Dawn Wall was first climbed by Tommy Caldwell and Kevin Jorgeson in 2016 and repeated by Adam Ondra in 2016. Together with partner Pavel Blazek, who jumared fixed ropes and belayed, Ondra shaved over 10 days off Caldwell and Jorgeson’s 19-day first free ascent. Caldwell and Jorgeson both freed every pitch on their ascent, some pitches on different days, but neither led every pitch. Ondra was the first to lead and send every pitch.
Berthe, who’s the only climber to free The Nose 5.14 ground up, started working on the nearly 1,000-metre wall in January with Siebe Vanhee; the two climbed Freerider 5.13 in a day in 2017. They climbed Dawn Wall using aid and free techniques and reached the top on Jan. 28. Vanhee returned to Europe, but Berthe stayed.
Early in his attempt, Berthe broke a hold on pitch three which required some new beta. After nine days, he reached the 5.14d crux pitch 14. After two weeks of piecing the pitch together, he fell off the last difficult move before the belay. Conditions were never optimal as temperatures continued to rise with the coming of spring.
After giving the world’s hardest big wall free climb a solid attempt, Berthe decided to bail before sending the first of three 5.14+ pitches which guard the upper “easier” pitches.

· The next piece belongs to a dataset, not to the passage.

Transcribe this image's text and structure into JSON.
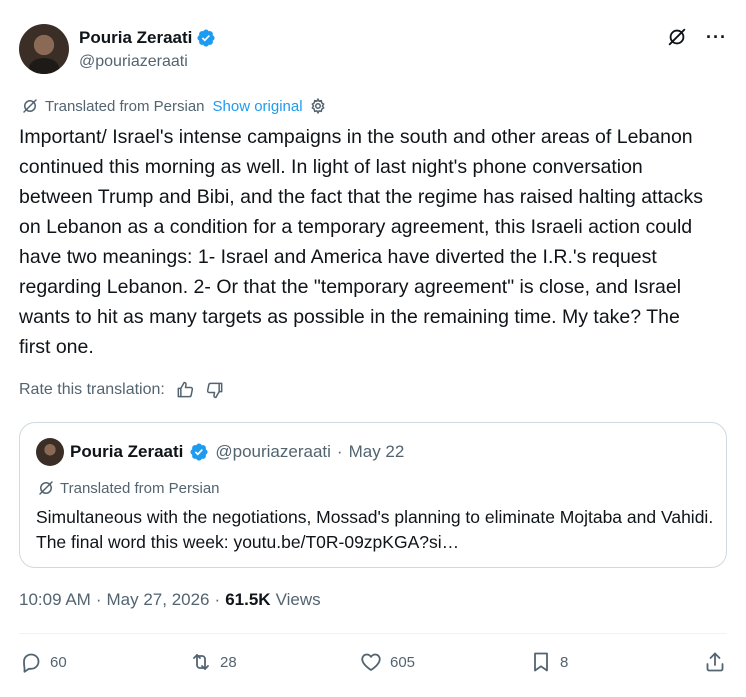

The Dawn Wall stacked with hard pitches, here’s the breakdown: 12b, 13a, 13c, 12b, 12d, 13c, 14a, 13d, 13c, 14a, 13c, 14b, 13b, 14d, 14d, 14c, 14a, 13c, 13c, 13c, 13c, 12c, 9, 11, 11, 11d, 11c, 12c, 12b, 13a, 12a, 12b.